So it would seem to me that you have a lean condition going on and the system is adding more fuel to compensate. I think if you get the lean condition fixed your P0420 code may disappear. Here are the things that create the lean condition.

Running too lean – High positive fuel corrections can be traced to MAF and O2 sensor faults, vacuum leaks from intake gaskets/hoses, unmetered air (intake snorkel leak), clogged or dirty fuel injectors, fuel delivery issues, EGR valve leaking and exhaust restrictions such as a clogged catalytic converter.

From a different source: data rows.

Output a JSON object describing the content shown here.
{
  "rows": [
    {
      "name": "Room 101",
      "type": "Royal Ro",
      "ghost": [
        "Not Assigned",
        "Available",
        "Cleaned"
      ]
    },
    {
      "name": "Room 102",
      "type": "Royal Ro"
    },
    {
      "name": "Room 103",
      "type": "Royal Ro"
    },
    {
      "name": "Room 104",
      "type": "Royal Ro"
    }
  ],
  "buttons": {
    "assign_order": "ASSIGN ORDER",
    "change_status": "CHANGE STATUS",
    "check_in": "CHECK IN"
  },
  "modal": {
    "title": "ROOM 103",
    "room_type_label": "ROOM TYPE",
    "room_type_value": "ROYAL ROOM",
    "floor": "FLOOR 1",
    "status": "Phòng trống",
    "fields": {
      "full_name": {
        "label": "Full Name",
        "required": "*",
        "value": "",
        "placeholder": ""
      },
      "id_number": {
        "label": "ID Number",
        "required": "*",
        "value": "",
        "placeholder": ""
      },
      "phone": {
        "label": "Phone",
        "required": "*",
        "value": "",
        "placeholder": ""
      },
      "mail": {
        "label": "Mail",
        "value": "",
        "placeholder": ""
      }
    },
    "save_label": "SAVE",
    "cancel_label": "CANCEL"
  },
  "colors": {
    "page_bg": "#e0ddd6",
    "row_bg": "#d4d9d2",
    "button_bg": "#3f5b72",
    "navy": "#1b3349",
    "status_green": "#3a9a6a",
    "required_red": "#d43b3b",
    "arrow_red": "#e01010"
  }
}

So I would look to make sure you have no vacuum leaks something as small as the dipstick having a missing o-ring seal can cause this, if all vacuum lines look good and no visible vacuum leaks, I would clean the MAF sensor with the approved cleaner first using CRC/Mass airflow sensor cleaner part #05110. Graph the O2 Sensor 1 looking to see if it has drop outs and or is lazy switching. I would be concerned if when that O2 sensor was replaced before it was replaced with an aftermarket O2 sensor, it has been my experience that the manufacturer product is higher quality. I would concentrate on getting the Long term fuel trim down to around 1% or 2% and see if that cures the code P0420. It is entirely possible the catalytic converter is clogged creating this condition as well, if you could drop the catalytic converter and look down the inside to visually inspect that would give a quick answer.
 

·
Registered
Joined
·
4,851 Posts
A quick way to check to see if it is a Vacuum leak or a MAF sensor issue, is to look at the Long term fuel trim at idle and then increase the RPMS to 2500 and hold and watch the Long term fuel trim if it goes down it is a vacuum leak, if they go up it is a MAF sensor issue.
 

·
Registered
Joined
·
39 Posts
Discussion Starter · #12 ·
I've got some homework to get to!

Thanks again
 

·
Reverse Gear
Joined
·
989 Posts
curiously, I also have a 2007 manual transmission accord with CEL and p0420. Curious if you got to the bottom of the issue. I can't believe that the CC would go at my mileage of 107,000 mostly highway miles. My CEL will only come on when doing highway driving. It will go off after a day or two of non-highway driving.
 

·
Registered
Joined
·
39 Posts
Discussion Starter · #14 ·
Sorry BenzAccord, I was away from the site for a while. No I didn't solve the problem. I now that winter is over I need to clean the maf sensor and run some sea foam through the engine. The light has been coming on less frequently now, so it hasn't been a pressing issue.
 
1 - 14 of 14 Posts
Top